**PROMPT**
Only the pictures are to be left out, and the rest of the entries should be reproduced exactly.

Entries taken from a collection

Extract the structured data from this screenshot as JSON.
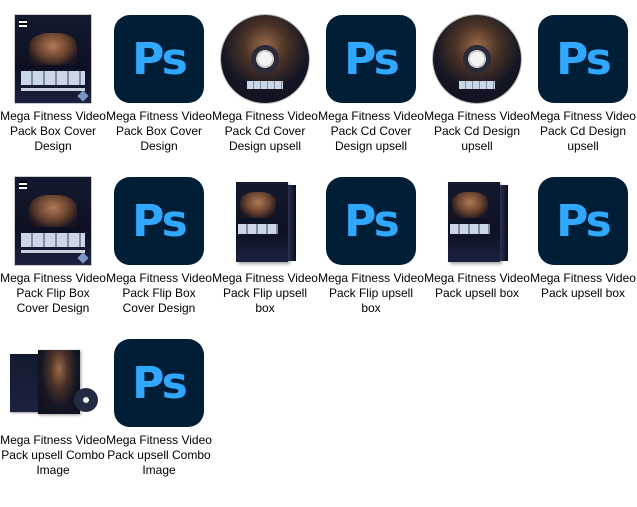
{
  "files": [
    {
      "label": "Mega Fitness Video Pack Box Cover Design",
      "thumb": "cover"
    },
    {
      "label": "Mega Fitness Video Pack Box Cover Design",
      "thumb": "ps"
    },
    {
      "label": "Mega Fitness Video Pack Cd Cover Design upsell",
      "thumb": "cd"
    },
    {
      "label": "Mega Fitness Video Pack Cd Cover Design upsell",
      "thumb": "ps"
    },
    {
      "label": "Mega Fitness Video Pack Cd Design upsell",
      "thumb": "cd"
    },
    {
      "label": "Mega Fitness Video Pack Cd Design upsell",
      "thumb": "ps"
    },
    {
      "label": "Mega Fitness Video Pack Flip Box Cover Design",
      "thumb": "cover"
    },
    {
      "label": "Mega Fitness Video Pack Flip Box Cover Design",
      "thumb": "ps"
    },
    {
      "label": "Mega Fitness Video Pack Flip upsell box",
      "thumb": "box3d"
    },
    {
      "label": "Mega Fitness Video Pack Flip upsell box",
      "thumb": "ps"
    },
    {
      "label": "Mega Fitness Video Pack upsell box",
      "thumb": "box3d"
    },
    {
      "label": "Mega Fitness Video Pack upsell box",
      "thumb": "ps"
    },
    {
      "label": "Mega Fitness Video Pack upsell Combo Image",
      "thumb": "combo"
    },
    {
      "label": "Mega Fitness Video Pack upsell Combo Image",
      "thumb": "ps"
    }
  ],
  "icons": {
    "ps_text": "Ps",
    "brand_text": "Mega Fitness",
    "ps_bg": "#001e36",
    "ps_fg": "#31a8ff"
  }
}
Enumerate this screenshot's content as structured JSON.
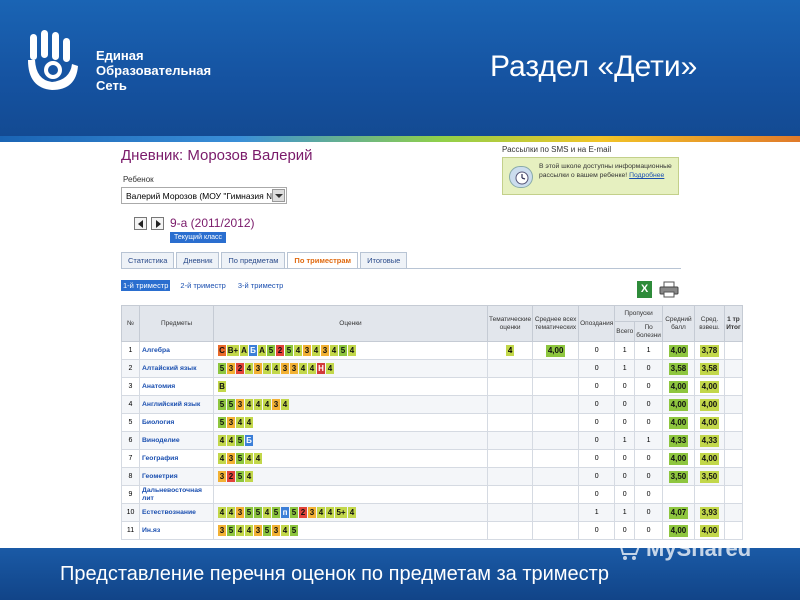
{
  "brand": {
    "name_lines": [
      "Единая",
      "Образовательная",
      "Сеть"
    ],
    "logo_icon": "open-hand-logo-icon"
  },
  "slide": {
    "title": "Раздел «Дети»",
    "caption": "Представление перечня оценок  по предметам за триместр",
    "watermark": "MyShared"
  },
  "diary": {
    "title": "Дневник: Морозов Валерий",
    "child_label": "Ребенок",
    "child_value": "Валерий Морозов (МОУ \"Гимназия №",
    "class_label": "9-а (2011/2012)",
    "current_class_badge": "Текущий класс"
  },
  "sms": {
    "label": "Рассылки по SMS и на E-mail",
    "text": "В этой школе доступны информационные рассылки о вашем ребенке!",
    "link": "Подробнее"
  },
  "tabs": [
    {
      "label": "Статистика",
      "active": false
    },
    {
      "label": "Дневник",
      "active": false
    },
    {
      "label": "По предметам",
      "active": false
    },
    {
      "label": "По триместрам",
      "active": true
    },
    {
      "label": "Итоговые",
      "active": false
    }
  ],
  "trimesters": [
    {
      "label": "1-й триместр",
      "active": true
    },
    {
      "label": "2-й триместр",
      "active": false
    },
    {
      "label": "3-й триместр",
      "active": false
    }
  ],
  "table": {
    "headers": {
      "num": "№",
      "subject": "Предметы",
      "marks": "Оценки",
      "thematic": "Тематические оценки",
      "avg_thematic": "Среднее всех тематических",
      "late": "Опоздания",
      "absences": "Пропуски",
      "abs_total": "Всего",
      "abs_sick": "По болезни",
      "avg_score": "Средний балл",
      "weighted": "Сред. взвеш.",
      "tri1": "1 тр",
      "tri1_sub": "Итог"
    },
    "rows": [
      {
        "num": "1",
        "subject": "Алгебра",
        "marks": [
          "C",
          "B+",
          "A",
          "Б",
          "A",
          "5",
          "2",
          "5",
          "4",
          "3",
          "4",
          "3",
          "4",
          "5",
          "4"
        ],
        "thematic": "4",
        "avg_thematic": "4,00",
        "late": "0",
        "abs_total": "1",
        "abs_sick": "1",
        "avg": "4,00",
        "weighted": "3,78"
      },
      {
        "num": "2",
        "subject": "Алтайский язык",
        "marks": [
          "5",
          "3",
          "2",
          "4",
          "3",
          "4",
          "4",
          "3",
          "3",
          "4",
          "4",
          "Н",
          "4"
        ],
        "thematic": "",
        "avg_thematic": "",
        "late": "0",
        "abs_total": "1",
        "abs_sick": "0",
        "avg": "3,58",
        "weighted": "3,58"
      },
      {
        "num": "3",
        "subject": "Анатомия",
        "marks": [
          "B"
        ],
        "thematic": "",
        "avg_thematic": "",
        "late": "0",
        "abs_total": "0",
        "abs_sick": "0",
        "avg": "4,00",
        "weighted": "4,00"
      },
      {
        "num": "4",
        "subject": "Английский язык",
        "marks": [
          "5",
          "5",
          "3",
          "4",
          "4",
          "4",
          "3",
          "4"
        ],
        "thematic": "",
        "avg_thematic": "",
        "late": "0",
        "abs_total": "0",
        "abs_sick": "0",
        "avg": "4,00",
        "weighted": "4,00"
      },
      {
        "num": "5",
        "subject": "Биология",
        "marks": [
          "5",
          "3",
          "4",
          "4"
        ],
        "thematic": "",
        "avg_thematic": "",
        "late": "0",
        "abs_total": "0",
        "abs_sick": "0",
        "avg": "4,00",
        "weighted": "4,00"
      },
      {
        "num": "6",
        "subject": "Виноделие",
        "marks": [
          "4",
          "4",
          "5",
          "Б"
        ],
        "thematic": "",
        "avg_thematic": "",
        "late": "0",
        "abs_total": "1",
        "abs_sick": "1",
        "avg": "4,33",
        "weighted": "4,33"
      },
      {
        "num": "7",
        "subject": "География",
        "marks": [
          "4",
          "3",
          "5",
          "4",
          "4"
        ],
        "thematic": "",
        "avg_thematic": "",
        "late": "0",
        "abs_total": "0",
        "abs_sick": "0",
        "avg": "4,00",
        "weighted": "4,00"
      },
      {
        "num": "8",
        "subject": "Геометрия",
        "marks": [
          "3",
          "2",
          "5",
          "4"
        ],
        "thematic": "",
        "avg_thematic": "",
        "late": "0",
        "abs_total": "0",
        "abs_sick": "0",
        "avg": "3,50",
        "weighted": "3,50"
      },
      {
        "num": "9",
        "subject": "Дальневосточная лит",
        "marks": [],
        "thematic": "",
        "avg_thematic": "",
        "late": "0",
        "abs_total": "0",
        "abs_sick": "0",
        "avg": "",
        "weighted": ""
      },
      {
        "num": "10",
        "subject": "Естествознание",
        "marks": [
          "4",
          "4",
          "3",
          "5",
          "5",
          "4",
          "5",
          "п",
          "5",
          "2",
          "3",
          "4",
          "4",
          "5+",
          "4"
        ],
        "thematic": "",
        "avg_thematic": "",
        "late": "1",
        "abs_total": "1",
        "abs_sick": "0",
        "avg": "4,07",
        "weighted": "3,93"
      },
      {
        "num": "11",
        "subject": "Ин.яз",
        "marks": [
          "3",
          "5",
          "4",
          "4",
          "3",
          "5",
          "3",
          "4",
          "5"
        ],
        "thematic": "",
        "avg_thematic": "",
        "late": "0",
        "abs_total": "0",
        "abs_sick": "0",
        "avg": "4,00",
        "weighted": "4,00"
      }
    ]
  },
  "colors": {
    "header_blue": "#1a64b4",
    "grade_5": "#8ec63f",
    "grade_4": "#c2d74a",
    "grade_3": "#f2b134",
    "grade_2": "#e2443a",
    "accent_tab": "#e06a10",
    "title_purple": "#7a1a6a"
  },
  "icons": {
    "excel": "excel-export-icon",
    "print": "printer-icon",
    "sms": "sms-info-icon"
  }
}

**ANSWER SPACE**
Extract the structured data from this screenshot as JSON.
{
  "files": [
    {
      "label": "Mega Fitness Video Pack Box Cover Design",
      "thumb": "cover"
    },
    {
      "label": "Mega Fitness Video Pack Box Cover Design",
      "thumb": "ps"
    },
    {
      "label": "Mega Fitness Video Pack Cd Cover Design upsell",
      "thumb": "cd"
    },
    {
      "label": "Mega Fitness Video Pack Cd Cover Design upsell",
      "thumb": "ps"
    },
    {
      "label": "Mega Fitness Video Pack Cd Design upsell",
      "thumb": "cd"
    },
    {
      "label": "Mega Fitness Video Pack Cd Design upsell",
      "thumb": "ps"
    },
    {
      "label": "Mega Fitness Video Pack Flip Box Cover Design",
      "thumb": "cover"
    },
    {
      "label": "Mega Fitness Video Pack Flip Box Cover Design",
      "thumb": "ps"
    },
    {
      "label": "Mega Fitness Video Pack Flip upsell box",
      "thumb": "box3d"
    },
    {
      "label": "Mega Fitness Video Pack Flip upsell box",
      "thumb": "ps"
    },
    {
      "label": "Mega Fitness Video Pack upsell box",
      "thumb": "box3d"
    },
    {
      "label": "Mega Fitness Video Pack upsell box",
      "thumb": "ps"
    },
    {
      "label": "Mega Fitness Video Pack upsell Combo Image",
      "thumb": "combo"
    },
    {
      "label": "Mega Fitness Video Pack upsell Combo Image",
      "thumb": "ps"
    }
  ],
  "icons": {
    "ps_text": "Ps",
    "brand_text": "Mega Fitness",
    "ps_bg": "#001e36",
    "ps_fg": "#31a8ff"
  }
}
Enumerate this screenshot's content as structured JSON.
{
  "brand": {
    "name_lines": [
      "Единая",
      "Образовательная",
      "Сеть"
    ],
    "logo_icon": "open-hand-logo-icon"
  },
  "slide": {
    "title": "Раздел «Дети»",
    "caption": "Представление перечня оценок  по предметам за триместр",
    "watermark": "MyShared"
  },
  "diary": {
    "title": "Дневник: Морозов Валерий",
    "child_label": "Ребенок",
    "child_value": "Валерий Морозов (МОУ \"Гимназия №",
    "class_label": "9-а (2011/2012)",
    "current_class_badge": "Текущий класс"
  },
  "sms": {
    "label": "Рассылки по SMS и на E-mail",
    "text": "В этой школе доступны информационные рассылки о вашем ребенке!",
    "link": "Подробнее"
  },
  "tabs": [
    {
      "label": "Статистика",
      "active": false
    },
    {
      "label": "Дневник",
      "active": false
    },
    {
      "label": "По предметам",
      "active": false
    },
    {
      "label": "По триместрам",
      "active": true
    },
    {
      "label": "Итоговые",
      "active": false
    }
  ],
  "trimesters": [
    {
      "label": "1-й триместр",
      "active": true
    },
    {
      "label": "2-й триместр",
      "active": false
    },
    {
      "label": "3-й триместр",
      "active": false
    }
  ],
  "table": {
    "headers": {
      "num": "№",
      "subject": "Предметы",
      "marks": "Оценки",
      "thematic": "Тематические оценки",
      "avg_thematic": "Среднее всех тематических",
      "late": "Опоздания",
      "absences": "Пропуски",
      "abs_total": "Всего",
      "abs_sick": "По болезни",
      "avg_score": "Средний балл",
      "weighted": "Сред. взвеш.",
      "tri1": "1 тр",
      "tri1_sub": "Итог"
    },
    "rows": [
      {
        "num": "1",
        "subject": "Алгебра",
        "marks": [
          "C",
          "B+",
          "A",
          "Б",
          "A",
          "5",
          "2",
          "5",
          "4",
          "3",
          "4",
          "3",
          "4",
          "5",
          "4"
        ],
        "thematic": "4",
        "avg_thematic": "4,00",
        "late": "0",
        "abs_total": "1",
        "abs_sick": "1",
        "avg": "4,00",
        "weighted": "3,78"
      },
      {
        "num": "2",
        "subject": "Алтайский язык",
        "marks": [
          "5",
          "3",
          "2",
          "4",
          "3",
          "4",
          "4",
          "3",
          "3",
          "4",
          "4",
          "Н",
          "4"
        ],
        "thematic": "",
        "avg_thematic": "",
        "late": "0",
        "abs_total": "1",
        "abs_sick": "0",
        "avg": "3,58",
        "weighted": "3,58"
      },
      {
        "num": "3",
        "subject": "Анатомия",
        "marks": [
          "B"
        ],
        "thematic": "",
        "avg_thematic": "",
        "late": "0",
        "abs_total": "0",
        "abs_sick": "0",
        "avg": "4,00",
        "weighted": "4,00"
      },
      {
        "num": "4",
        "subject": "Английский язык",
        "marks": [
          "5",
          "5",
          "3",
          "4",
          "4",
          "4",
          "3",
          "4"
        ],
        "thematic": "",
        "avg_thematic": "",
        "late": "0",
        "abs_total": "0",
        "abs_sick": "0",
        "avg": "4,00",
        "weighted": "4,00"
      },
      {
        "num": "5",
        "subject": "Биология",
        "marks": [
          "5",
          "3",
          "4",
          "4"
        ],
        "thematic": "",
        "avg_thematic": "",
        "late": "0",
        "abs_total": "0",
        "abs_sick": "0",
        "avg": "4,00",
        "weighted": "4,00"
      },
      {
        "num": "6",
        "subject": "Виноделие",
        "marks": [
          "4",
          "4",
          "5",
          "Б"
        ],
        "thematic": "",
        "avg_thematic": "",
        "late": "0",
        "abs_total": "1",
        "abs_sick": "1",
        "avg": "4,33",
        "weighted": "4,33"
      },
      {
        "num": "7",
        "subject": "География",
        "marks": [
          "4",
          "3",
          "5",
          "4",
          "4"
        ],
        "thematic": "",
        "avg_thematic": "",
        "late": "0",
        "abs_total": "0",
        "abs_sick": "0",
        "avg": "4,00",
        "weighted": "4,00"
      },
      {
        "num": "8",
        "subject": "Геометрия",
        "marks": [
          "3",
          "2",
          "5",
          "4"
        ],
        "thematic": "",
        "avg_thematic": "",
        "late": "0",
        "abs_total": "0",
        "abs_sick": "0",
        "avg": "3,50",
        "weighted": "3,50"
      },
      {
        "num": "9",
        "subject": "Дальневосточная лит",
        "marks": [],
        "thematic": "",
        "avg_thematic": "",
        "late": "0",
        "abs_total": "0",
        "abs_sick": "0",
        "avg": "",
        "weighted": ""
      },
      {
        "num": "10",
        "subject": "Естествознание",
        "marks": [
          "4",
          "4",
          "3",
          "5",
          "5",
          "4",
          "5",
          "п",
          "5",
          "2",
          "3",
          "4",
          "4",
          "5+",
          "4"
        ],
        "thematic": "",
        "avg_thematic": "",
        "late": "1",
        "abs_total": "1",
        "abs_sick": "0",
        "avg": "4,07",
        "weighted": "3,93"
      },
      {
        "num": "11",
        "subject": "Ин.яз",
        "marks": [
          "3",
          "5",
          "4",
          "4",
          "3",
          "5",
          "3",
          "4",
          "5"
        ],
        "thematic": "",
        "avg_thematic": "",
        "late": "0",
        "abs_total": "0",
        "abs_sick": "0",
        "avg": "4,00",
        "weighted": "4,00"
      }
    ]
  },
  "colors": {
    "header_blue": "#1a64b4",
    "grade_5": "#8ec63f",
    "grade_4": "#c2d74a",
    "grade_3": "#f2b134",
    "grade_2": "#e2443a",
    "accent_tab": "#e06a10",
    "title_purple": "#7a1a6a"
  },
  "icons": {
    "excel": "excel-export-icon",
    "print": "printer-icon",
    "sms": "sms-info-icon"
  }
}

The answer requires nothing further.